Between schooling and work, infectious disease specialist Lauren MacKenzie has lived in a number of Canadian cities. It was Winnipeg, however, that astonished her — at how poorly the city managed its residential waste.
When MacKenzie landed in Winnipeg, she moved into an apartment building in the Exchange District. She knew she would be moving from a city with a full compost program to one without, but she hadn’t been ready to go even without recycling services.
The building’s landlord didn’t, and wasn't going to, offer one.
"I was shocked. I was angry. I couldn't believe that the solution that we were being given was to just drop off our recycling into a dumpster to go to the dump... I talked to the landlord and found out that, no, there was no requirement for them to offer recycling services at the building," MacKenzie said.
It wasn't just her first impression.
Winnipeg ranks among the worst in the country at keeping its waste from hitting the dump. Various programs such as recycling and compost can be used to divert discarded items but Winnipeg has failed to keep up with best practices developed in other jurisdictions.
The city has no bylaws in place that would require multi-unit buildings (apartment complexes or condos) to offer recycling services and, as a result, many don’t. In other Canadian cities, such mandates are on the books.
For MacKenzie, the drive to divert some of her waste from the landfill was important enough that every week or so she’d pack up her car full of recyclables and haul them down to one of the city’s drop-off depots. But she knows, based on the contents of the waste bins at her building, that most of her neighbours weren’t putting in the effort.
"I thought that was a fairly basic amenity to have access to. And, I think that in order to make impacts in terms of recycling, it has to be easy for people to do," MacKenzie said.
The latest data from 2019 shows Winnipeg’s waste diversion rate is roughly 31.9 per cent. This ranks among the lowest of big Canadian cities. In 2018, Ottawa’s waste diversion rate was estimated to be 44 per cent. In Toronto, it was 53 per cent as of 2019.
Vancouver is a leader, diverting approximately 64 per cent of its waste from garbage dumps.
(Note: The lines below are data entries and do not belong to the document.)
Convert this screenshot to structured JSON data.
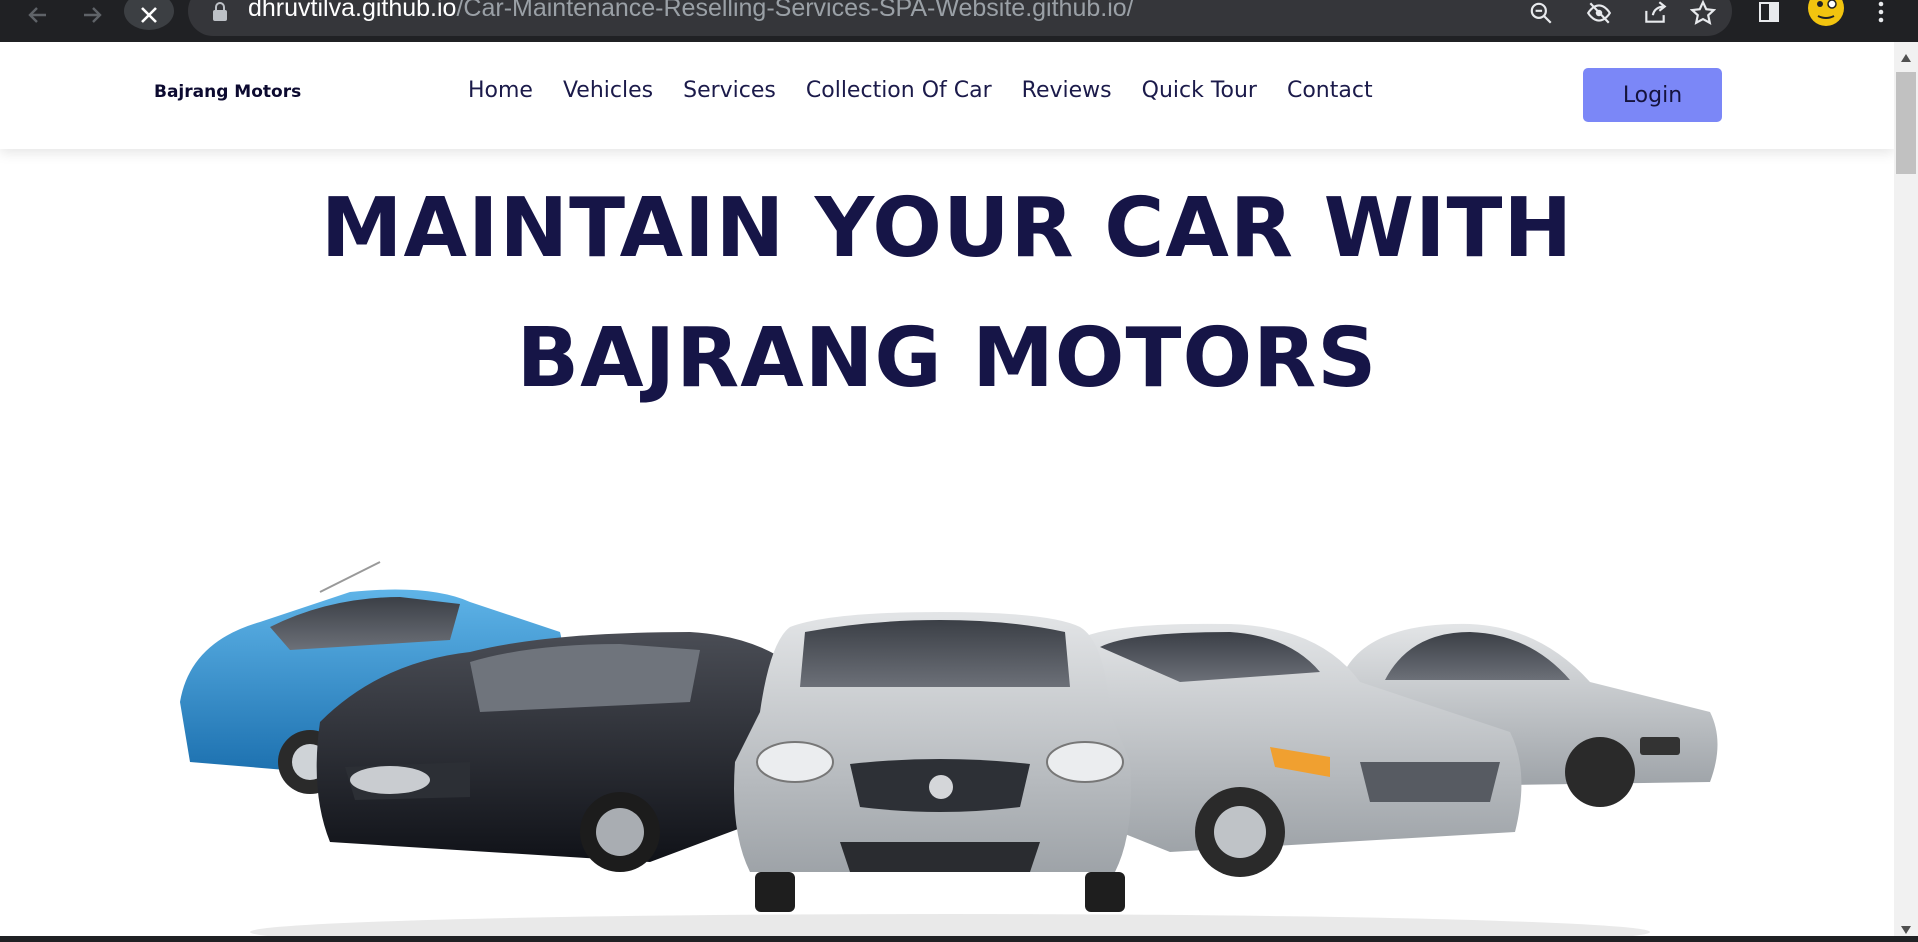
{
  "browser": {
    "url_host": "dhruvtilva.github.io",
    "url_path": "/Car-Maintenance-Reselling-Services-SPA-Website.github.io/"
  },
  "header": {
    "brand": "Bajrang Motors",
    "nav": [
      "Home",
      "Vehicles",
      "Services",
      "Collection Of Car",
      "Reviews",
      "Quick Tour",
      "Contact"
    ],
    "login_label": "Login"
  },
  "hero": {
    "title_line1": "MAINTAIN YOUR CAR WITH",
    "title_line2": "BAJRANG MOTORS"
  },
  "colors": {
    "nav_text": "#1b1a4a",
    "title": "#161547",
    "login_bg": "#7b87f7",
    "browser_bg": "#202124"
  },
  "icons": [
    "back-arrow-icon",
    "forward-arrow-icon",
    "stop-loading-icon",
    "lock-icon",
    "zoom-icon",
    "tracking-protection-icon",
    "share-icon",
    "bookmark-star-icon",
    "side-panel-icon",
    "profile-avatar-icon",
    "menu-kebab-icon"
  ]
}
“It's always going to be in that 32 to 33 per cent (range), I think we've kind of hit that plateau.” – Michael Gordichuk, manager of solid waste for the City of Winnipeg
Michael Gordichuk, manager of solid waste for the City of Winnipeg, says the local diversion rate fluctuates somewhat from year to year, but hasn’t moved in a meaningful way for some time.
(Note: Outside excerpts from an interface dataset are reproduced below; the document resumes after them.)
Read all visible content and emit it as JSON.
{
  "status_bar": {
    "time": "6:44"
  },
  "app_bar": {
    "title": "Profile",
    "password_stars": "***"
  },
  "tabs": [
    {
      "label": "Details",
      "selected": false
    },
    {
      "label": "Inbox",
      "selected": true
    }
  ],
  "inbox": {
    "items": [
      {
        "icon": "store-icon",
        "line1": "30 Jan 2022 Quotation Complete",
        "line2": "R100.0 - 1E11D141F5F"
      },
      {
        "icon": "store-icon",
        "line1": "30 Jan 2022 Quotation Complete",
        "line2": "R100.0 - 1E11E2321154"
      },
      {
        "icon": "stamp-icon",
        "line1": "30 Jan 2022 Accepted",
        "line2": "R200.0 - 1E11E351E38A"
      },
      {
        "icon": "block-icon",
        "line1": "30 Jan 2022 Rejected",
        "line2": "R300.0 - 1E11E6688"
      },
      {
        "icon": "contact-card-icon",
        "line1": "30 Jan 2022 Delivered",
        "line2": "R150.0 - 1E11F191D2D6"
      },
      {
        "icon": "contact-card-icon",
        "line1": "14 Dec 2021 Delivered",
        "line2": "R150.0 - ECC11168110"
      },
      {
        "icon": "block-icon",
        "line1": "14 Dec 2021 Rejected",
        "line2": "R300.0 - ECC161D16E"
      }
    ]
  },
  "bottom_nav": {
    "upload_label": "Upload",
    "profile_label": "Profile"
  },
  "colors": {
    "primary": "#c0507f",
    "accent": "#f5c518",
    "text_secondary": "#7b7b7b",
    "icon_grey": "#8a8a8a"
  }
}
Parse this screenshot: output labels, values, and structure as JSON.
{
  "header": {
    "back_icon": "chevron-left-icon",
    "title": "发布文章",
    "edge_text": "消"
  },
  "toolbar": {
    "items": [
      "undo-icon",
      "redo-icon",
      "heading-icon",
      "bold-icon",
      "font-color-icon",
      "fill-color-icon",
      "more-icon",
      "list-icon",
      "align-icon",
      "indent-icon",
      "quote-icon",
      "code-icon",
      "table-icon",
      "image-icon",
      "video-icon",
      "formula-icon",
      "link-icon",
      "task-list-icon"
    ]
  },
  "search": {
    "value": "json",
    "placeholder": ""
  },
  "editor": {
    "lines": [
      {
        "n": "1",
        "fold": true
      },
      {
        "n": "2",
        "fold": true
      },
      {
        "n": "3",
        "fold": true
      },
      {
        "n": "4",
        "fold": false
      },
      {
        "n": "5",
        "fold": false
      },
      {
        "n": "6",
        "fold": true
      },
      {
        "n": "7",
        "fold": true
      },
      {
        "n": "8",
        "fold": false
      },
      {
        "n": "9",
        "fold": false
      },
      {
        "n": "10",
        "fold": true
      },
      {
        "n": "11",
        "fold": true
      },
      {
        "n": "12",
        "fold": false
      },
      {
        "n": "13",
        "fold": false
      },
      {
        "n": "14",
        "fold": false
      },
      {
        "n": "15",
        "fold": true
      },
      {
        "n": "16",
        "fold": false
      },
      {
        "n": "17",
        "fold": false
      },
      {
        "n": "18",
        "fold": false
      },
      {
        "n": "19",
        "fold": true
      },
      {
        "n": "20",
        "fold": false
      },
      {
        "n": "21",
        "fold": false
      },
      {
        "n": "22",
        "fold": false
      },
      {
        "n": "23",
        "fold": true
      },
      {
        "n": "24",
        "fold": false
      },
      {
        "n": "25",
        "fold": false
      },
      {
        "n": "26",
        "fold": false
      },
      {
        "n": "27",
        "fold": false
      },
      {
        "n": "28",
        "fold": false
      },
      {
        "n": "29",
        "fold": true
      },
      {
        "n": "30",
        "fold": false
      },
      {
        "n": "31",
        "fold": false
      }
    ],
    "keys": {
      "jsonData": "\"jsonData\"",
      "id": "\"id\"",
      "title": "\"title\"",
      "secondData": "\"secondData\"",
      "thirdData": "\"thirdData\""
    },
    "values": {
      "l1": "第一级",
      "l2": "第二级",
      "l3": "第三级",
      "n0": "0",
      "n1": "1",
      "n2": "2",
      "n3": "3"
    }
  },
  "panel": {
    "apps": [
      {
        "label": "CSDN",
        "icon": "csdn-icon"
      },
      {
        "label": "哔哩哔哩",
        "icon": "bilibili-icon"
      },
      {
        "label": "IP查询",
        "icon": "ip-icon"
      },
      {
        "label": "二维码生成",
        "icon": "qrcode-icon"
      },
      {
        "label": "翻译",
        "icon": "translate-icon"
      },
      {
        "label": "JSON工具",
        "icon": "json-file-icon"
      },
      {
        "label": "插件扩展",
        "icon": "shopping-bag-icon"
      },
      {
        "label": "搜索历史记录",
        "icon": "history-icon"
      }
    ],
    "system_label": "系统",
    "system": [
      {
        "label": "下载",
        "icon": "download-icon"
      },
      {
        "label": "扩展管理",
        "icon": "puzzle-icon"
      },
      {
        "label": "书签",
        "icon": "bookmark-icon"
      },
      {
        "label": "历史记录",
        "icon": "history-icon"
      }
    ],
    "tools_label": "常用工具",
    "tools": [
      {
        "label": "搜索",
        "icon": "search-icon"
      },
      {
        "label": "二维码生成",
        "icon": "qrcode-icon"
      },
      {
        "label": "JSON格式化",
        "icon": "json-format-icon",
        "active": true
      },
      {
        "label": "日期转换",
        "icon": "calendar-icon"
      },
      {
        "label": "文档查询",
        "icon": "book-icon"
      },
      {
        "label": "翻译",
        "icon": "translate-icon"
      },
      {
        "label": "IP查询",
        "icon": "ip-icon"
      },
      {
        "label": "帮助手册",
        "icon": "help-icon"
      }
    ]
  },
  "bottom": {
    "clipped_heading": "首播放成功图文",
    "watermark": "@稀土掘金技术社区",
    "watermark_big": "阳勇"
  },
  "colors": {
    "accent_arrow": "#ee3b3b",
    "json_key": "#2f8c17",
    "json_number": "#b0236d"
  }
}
"It's always going to be in that 32 to 33 per cent (range), I think we've kind of hit that plateau," Gordichuk told the Free Press.
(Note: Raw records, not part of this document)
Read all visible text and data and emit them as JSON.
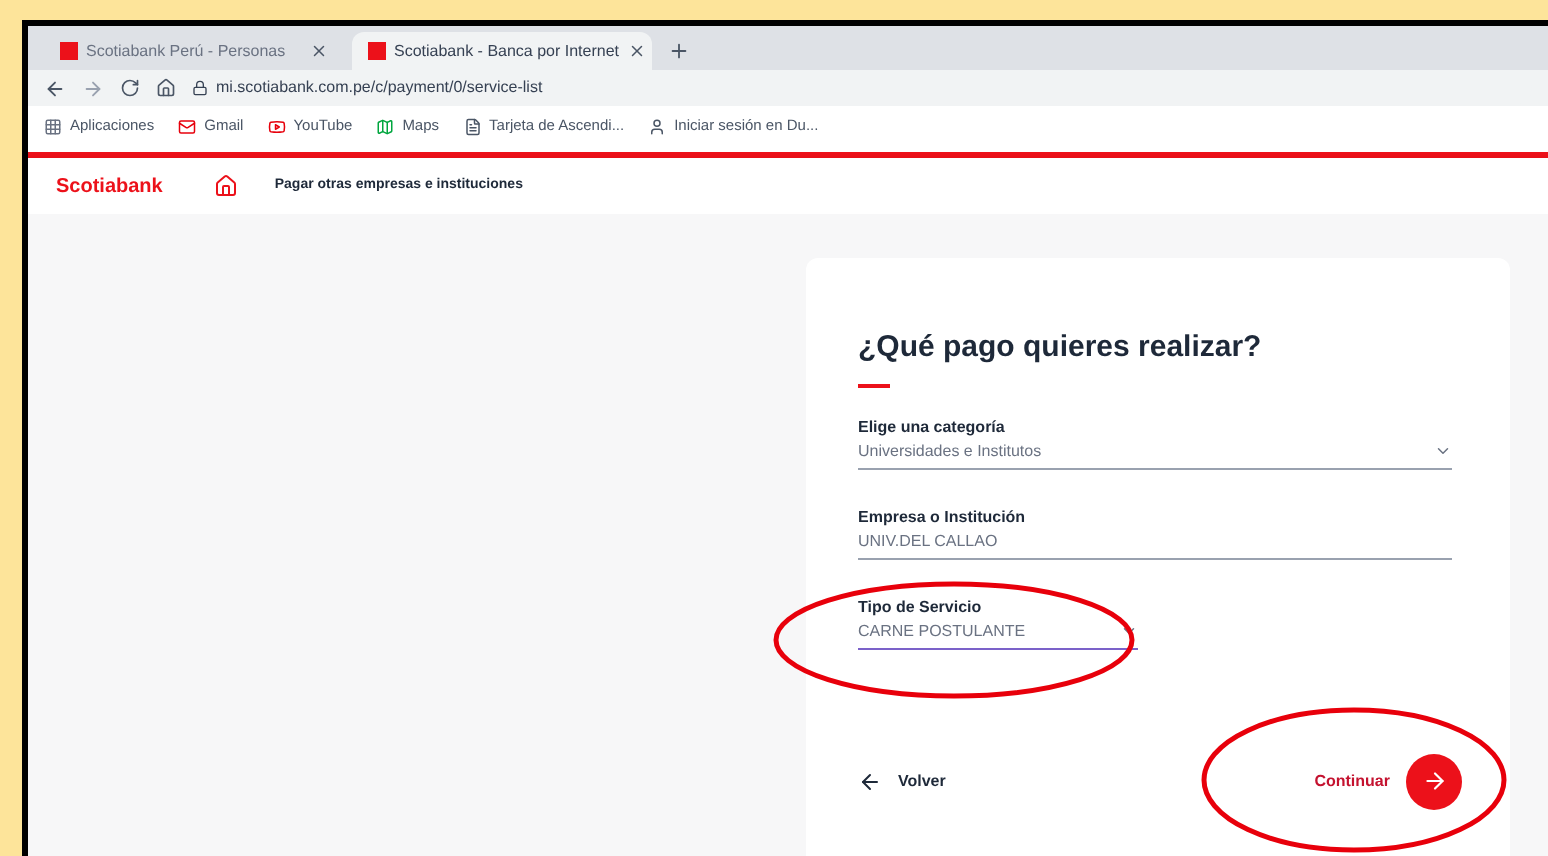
{
  "tabs": [
    {
      "label": "Scotiabank Perú - Personas",
      "selected": false
    },
    {
      "label": "Scotiabank - Banca por Internet",
      "selected": true
    }
  ],
  "address": "mi.scotiabank.com.pe/c/payment/0/service-list",
  "bookmarks": [
    {
      "label": "Aplicaciones",
      "kind": "apps"
    },
    {
      "label": "Gmail",
      "kind": "mail"
    },
    {
      "label": "YouTube",
      "kind": "video"
    },
    {
      "label": "Maps",
      "kind": "map"
    },
    {
      "label": "Tarjeta de Ascendi...",
      "kind": "doc"
    },
    {
      "label": "Iniciar sesión en Du...",
      "kind": "person"
    }
  ],
  "header": {
    "logo": "Scotiabank",
    "breadcrumb": "Pagar otras empresas e instituciones"
  },
  "form": {
    "title": "¿Qué pago quieres realizar?",
    "fields": [
      {
        "label": "Elige una categoría",
        "value": "Universidades e Institutos",
        "kind": "select",
        "focused": false,
        "wide": true
      },
      {
        "label": "Empresa o Institución",
        "value": "UNIV.DEL CALLAO",
        "kind": "text",
        "focused": false,
        "wide": true
      },
      {
        "label": "Tipo de Servicio",
        "value": "CARNE POSTULANTE",
        "kind": "select",
        "focused": true,
        "wide": false
      }
    ],
    "back": "Volver",
    "next": "Continuar"
  }
}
He said the recycling programs are performing pretty well, but moving out of the mid-30s range would require a composting program — the big difference between Winnipeg and its peers. (The city launched a two-year residential food waste collection pilot project in October 2020.)
The city is constantly reviewing waste policies, but nothing is currently in the works to mandate multi-unit buildings to provide recycling services, Gordichuk said.
Previously, the City of Winnipeg had in place a goal to increase its waste diversion rate to 50 per cent but, Gordichuk said, the goal was dropped because, without a full-scale composting program, it was never going to be an attainable goal.
Saskatchewan neighbours Saskatoon and Regina have lower diversion rates than Winnipeg, but both have maintained goals to reach 65 and 50 per cent diversion rates, respectively, in the coming years.
Calgary is among the most recent adopters of a citywide composting program, with its rollout beginning in mid-2017. In 2016, the city’s diversion rate was 18 per cent; by 2020, it had risen to 50 per cent.
"Calgarians have really embraced the (compost) program. We are collecting about 30 per cent more food and yard waste than expected. In the last three years of the program, we have collected 365,000 tonnes of food and yard waste," said Laura Hamilton, a waste diversion specialist for the City of Calgary.
Winnipeg’s Brady Road landfill is the second-largest single emitter of greenhouse gases in the province, as organic materials break down in anaerobic conditions and produce methane. Millions of dollars have been spent in the last decade to try and capture and burn off these emissions to lower their climate impact.
Recently, the government of Manitoba conducted a public poll to understand the obstacles in place in different parts of the province to diverting waste.
A spokesperson said the province was unable to comment on how policies might be developed to encourage higher diversion rates until the polling data was fully reviewed.
Sarah Lawrynuik reports on climate change for the Winnipeg Free Press. Funding for the Free Press climate change reporter comes from the Government of Canada through the Local Journalism Initiative.